- **REQUIREMENT**
Scan the entries below, and for each line that includes the word "window", make a copy.

- **TASK MATERIAL**
-=-=-

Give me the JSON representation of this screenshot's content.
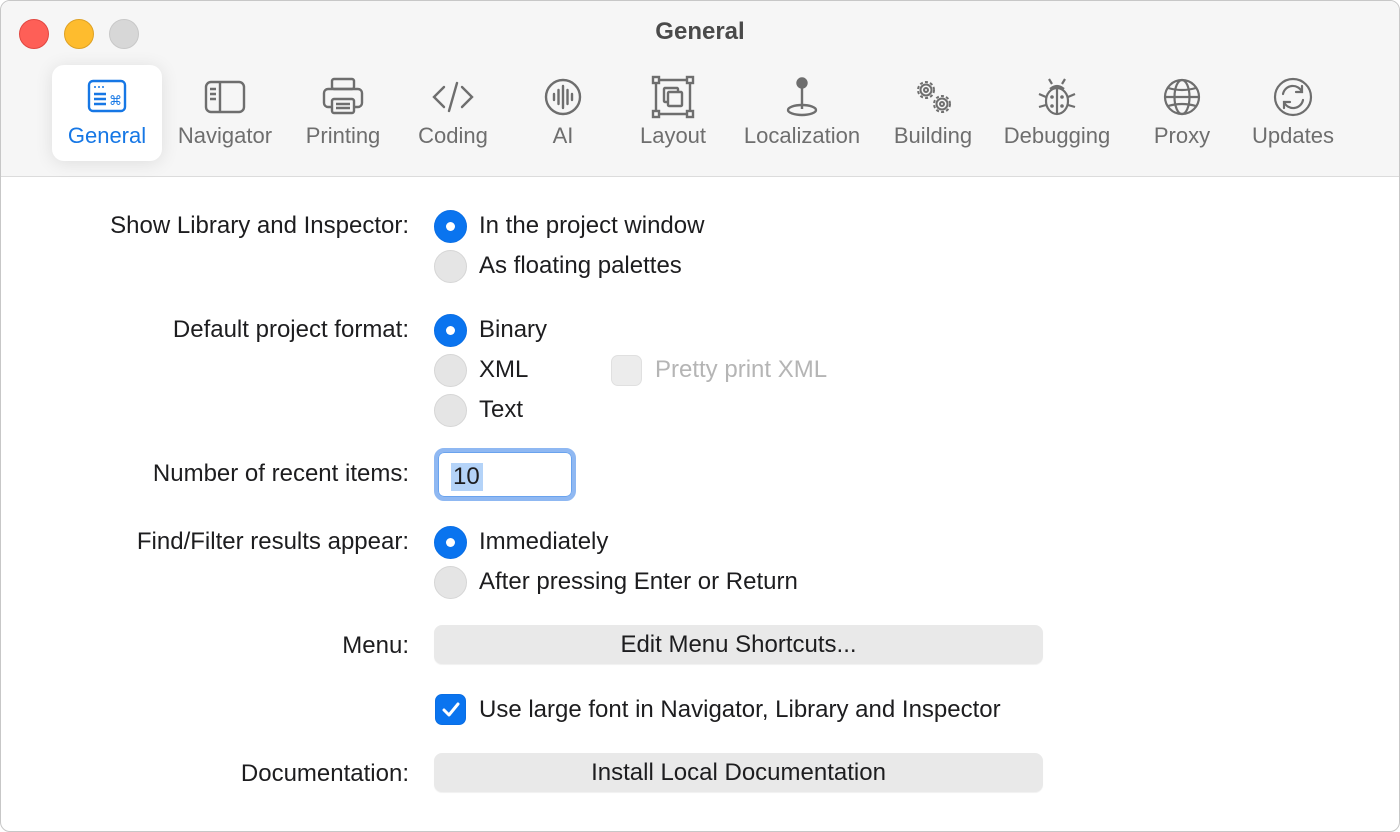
{
  "window": {
    "title": "General"
  },
  "tabs": [
    {
      "label": "General",
      "icon": "general-icon",
      "active": true
    },
    {
      "label": "Navigator",
      "icon": "sidebar-icon"
    },
    {
      "label": "Printing",
      "icon": "printer-icon"
    },
    {
      "label": "Coding",
      "icon": "code-brackets-icon"
    },
    {
      "label": "AI",
      "icon": "waveform-icon"
    },
    {
      "label": "Layout",
      "icon": "layout-icon"
    },
    {
      "label": "Localization",
      "icon": "location-pin-icon"
    },
    {
      "label": "Building",
      "icon": "gears-icon"
    },
    {
      "label": "Debugging",
      "icon": "ladybug-icon"
    },
    {
      "label": "Proxy",
      "icon": "globe-icon"
    },
    {
      "label": "Updates",
      "icon": "refresh-icon"
    }
  ],
  "form": {
    "library": {
      "label": "Show Library and Inspector:",
      "options": [
        "In the project window",
        "As floating palettes"
      ],
      "selected": "In the project window"
    },
    "format": {
      "label": "Default project format:",
      "options": [
        "Binary",
        "XML",
        "Text"
      ],
      "selected": "Binary",
      "pretty_print_label": "Pretty print XML",
      "pretty_print_checked": false,
      "pretty_print_enabled": false
    },
    "recent": {
      "label": "Number of recent items:",
      "value": "10"
    },
    "find": {
      "label": "Find/Filter results appear:",
      "options": [
        "Immediately",
        "After pressing Enter or Return"
      ],
      "selected": "Immediately"
    },
    "menu": {
      "label": "Menu:",
      "button_label": "Edit Menu Shortcuts..."
    },
    "large_font": {
      "label": "Use large font in Navigator, Library and Inspector",
      "checked": true
    },
    "documentation": {
      "label": "Documentation:",
      "button_label": "Install Local Documentation"
    }
  },
  "colors": {
    "accent": "#0a74ef",
    "close": "#fe5f57",
    "minimize": "#febc2e",
    "zoom_disabled": "#d7d7d7"
  }
}
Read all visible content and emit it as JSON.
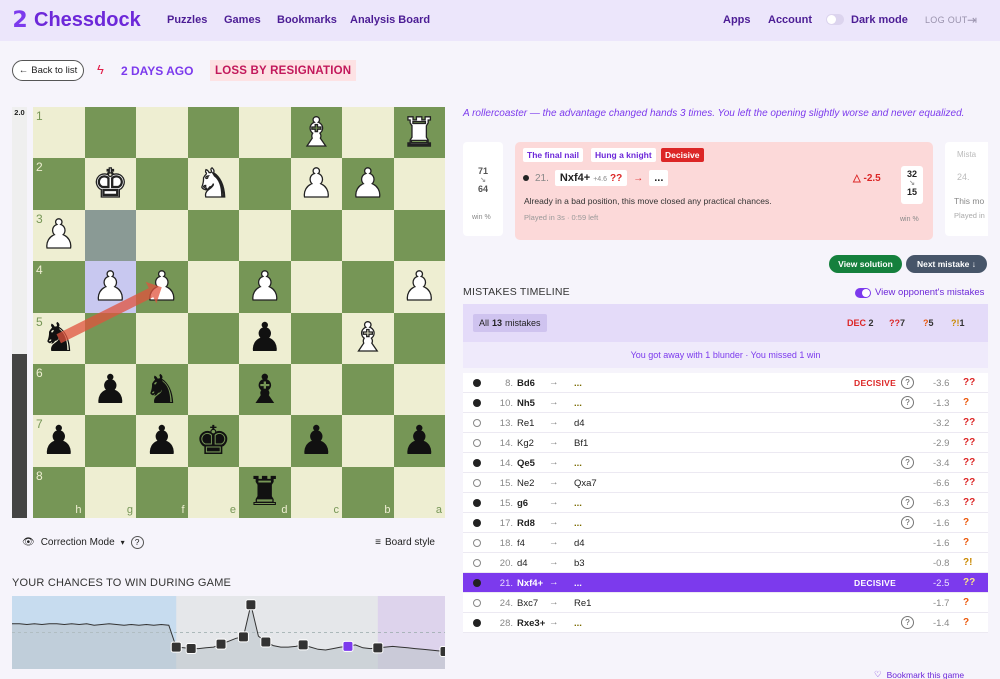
{
  "nav": {
    "logo_text": "Chessdock",
    "links": [
      "Puzzles",
      "Games",
      "Bookmarks",
      "Analysis Board"
    ],
    "apps": "Apps",
    "account": "Account",
    "dark_mode": "Dark mode",
    "logout": "LOG OUT"
  },
  "header": {
    "back": "Back to list",
    "ago": "2 DAYS AGO",
    "result": "LOSS BY RESIGNATION"
  },
  "evalbar": {
    "label": "2.0",
    "white_fraction": 0.59
  },
  "board": {
    "colors": {
      "light": "#eeeed2",
      "dark": "#769656"
    },
    "ranks": [
      "1",
      "2",
      "3",
      "4",
      "5",
      "6",
      "7",
      "8"
    ],
    "files": [
      "h",
      "g",
      "f",
      "e",
      "d",
      "c",
      "b",
      "a"
    ],
    "rows": [
      [
        "",
        "",
        "",
        "",
        "",
        "wB",
        "",
        "wR"
      ],
      [
        "",
        "wK",
        "",
        "wN",
        "",
        "wP",
        "wP",
        ""
      ],
      [
        "wP",
        "",
        "",
        "",
        "",
        "",
        "",
        ""
      ],
      [
        "",
        "wP",
        "wP",
        "",
        "wP",
        "",
        "",
        "wP"
      ],
      [
        "bN",
        "",
        "",
        "",
        "bP",
        "",
        "wB",
        ""
      ],
      [
        "",
        "bP",
        "bN",
        "",
        "bB",
        "",
        "",
        ""
      ],
      [
        "bP",
        "",
        "bP",
        "bK",
        "",
        "bP",
        "",
        "bP"
      ],
      [
        "",
        "",
        "",
        "",
        "bR",
        "",
        "",
        ""
      ]
    ],
    "highlight": [
      [
        2,
        1
      ],
      [
        3,
        1
      ]
    ],
    "arrow": {
      "from": [
        4,
        0
      ],
      "to": [
        3,
        2
      ]
    }
  },
  "under": {
    "correction": "Correction Mode",
    "board_style": "Board style"
  },
  "chances_title": "YOUR CHANCES TO WIN DURING GAME",
  "summary": "A rollercoaster — the advantage changed hands 3 times. You left the opening slightly worse and never equalized.",
  "card": {
    "tags": [
      "The final nail",
      "Hung a knight",
      "Decisive"
    ],
    "num": "21.",
    "move": "Nxf4+",
    "eval_small": "+4.6",
    "qq": "??",
    "best": "...",
    "delta": "-2.5",
    "win_before": "32",
    "win_after": "15",
    "win_lbl": "win %",
    "desc": "Already in a bad position, this move closed any practical chances.",
    "played": "Played in 3s · 0:59 left",
    "prev_win_before": "71",
    "prev_win_after": "64",
    "prev_win_lbl": "win %",
    "next_tag": "Mista",
    "next_num": "24.",
    "next_desc": "This mo",
    "next_played": "Played in"
  },
  "buttons": {
    "solution": "View solution",
    "next": "Next mistake ↓"
  },
  "timeline": {
    "title": "MISTAKES TIMELINE",
    "opponent": "View opponent's mistakes",
    "all": "All",
    "count": "13",
    "mistakes_word": "mistakes",
    "counts": [
      {
        "label": "DEC",
        "value": "2",
        "color": "#dc2626"
      },
      {
        "label": "??",
        "value": "7",
        "color": "#dc2626"
      },
      {
        "label": "?",
        "value": "5",
        "color": "#ea580c"
      },
      {
        "label": "?!",
        "value": "1",
        "color": "#ca8a04"
      }
    ],
    "sub": "You got away with 1 blunder · You missed 1 win",
    "rows": [
      {
        "dot": "filled",
        "num": "8.",
        "move": "Bd6",
        "bold": true,
        "best": "...",
        "decisive": "DECISIVE",
        "q": true,
        "ev": "-3.6",
        "sev": "??",
        "sevc": "red"
      },
      {
        "dot": "filled",
        "num": "10.",
        "move": "Nh5",
        "bold": true,
        "best": "...",
        "decisive": "",
        "q": true,
        "ev": "-1.3",
        "sev": "?",
        "sevc": "orange"
      },
      {
        "dot": "hollow",
        "num": "13.",
        "move": "Re1",
        "bold": false,
        "best": "d4",
        "decisive": "",
        "q": false,
        "ev": "-3.2",
        "sev": "??",
        "sevc": "red"
      },
      {
        "dot": "hollow",
        "num": "14.",
        "move": "Kg2",
        "bold": false,
        "best": "Bf1",
        "decisive": "",
        "q": false,
        "ev": "-2.9",
        "sev": "??",
        "sevc": "red"
      },
      {
        "dot": "filled",
        "num": "14.",
        "move": "Qe5",
        "bold": true,
        "best": "...",
        "decisive": "",
        "q": true,
        "ev": "-3.4",
        "sev": "??",
        "sevc": "red"
      },
      {
        "dot": "hollow",
        "num": "15.",
        "move": "Ne2",
        "bold": false,
        "best": "Qxa7",
        "decisive": "",
        "q": false,
        "ev": "-6.6",
        "sev": "??",
        "sevc": "red"
      },
      {
        "dot": "filled",
        "num": "15.",
        "move": "g6",
        "bold": true,
        "best": "...",
        "decisive": "",
        "q": true,
        "ev": "-6.3",
        "sev": "??",
        "sevc": "red"
      },
      {
        "dot": "filled",
        "num": "17.",
        "move": "Rd8",
        "bold": true,
        "best": "...",
        "decisive": "",
        "q": true,
        "ev": "-1.6",
        "sev": "?",
        "sevc": "orange"
      },
      {
        "dot": "hollow",
        "num": "18.",
        "move": "f4",
        "bold": false,
        "best": "d4",
        "decisive": "",
        "q": false,
        "ev": "-1.6",
        "sev": "?",
        "sevc": "orange"
      },
      {
        "dot": "hollow",
        "num": "20.",
        "move": "d4",
        "bold": false,
        "best": "b3",
        "decisive": "",
        "q": false,
        "ev": "-0.8",
        "sev": "?!",
        "sevc": "yellow"
      },
      {
        "dot": "filled",
        "num": "21.",
        "move": "Nxf4+",
        "bold": true,
        "best": "...",
        "decisive": "DECISIVE",
        "q": false,
        "ev": "-2.5",
        "sev": "??",
        "sevc": "red",
        "selected": true
      },
      {
        "dot": "hollow",
        "num": "24.",
        "move": "Bxc7",
        "bold": false,
        "best": "Re1",
        "decisive": "",
        "q": false,
        "ev": "-1.7",
        "sev": "?",
        "sevc": "orange"
      },
      {
        "dot": "filled",
        "num": "28.",
        "move": "Rxe3+",
        "bold": true,
        "best": "...",
        "decisive": "",
        "q": true,
        "ev": "-1.4",
        "sev": "?",
        "sevc": "orange"
      }
    ]
  },
  "bookmark": "Bookmark this game",
  "chances": {
    "values": [
      0.62,
      0.62,
      0.61,
      0.62,
      0.61,
      0.62,
      0.62,
      0.61,
      0.62,
      0.61,
      0.62,
      0.6,
      0.61,
      0.62,
      0.61,
      0.6,
      0.61,
      0.6,
      0.61,
      0.6,
      0.61,
      0.6,
      0.3,
      0.29,
      0.28,
      0.28,
      0.29,
      0.3,
      0.34,
      0.38,
      0.42,
      0.44,
      0.88,
      0.45,
      0.37,
      0.32,
      0.3,
      0.3,
      0.31,
      0.33,
      0.3,
      0.27,
      0.26,
      0.28,
      0.3,
      0.31,
      0.33,
      0.29,
      0.28,
      0.29,
      0.3,
      0.31,
      0.3,
      0.29,
      0.28,
      0.27,
      0.26,
      0.25,
      0.24
    ],
    "markers": [
      22,
      24,
      28,
      31,
      32,
      34,
      39,
      45,
      49,
      59
    ],
    "selected_marker": 45
  }
}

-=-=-

- **WRITTEN ANSWER**
  "window": {
        "In the project window",
      "selected": "In the project window"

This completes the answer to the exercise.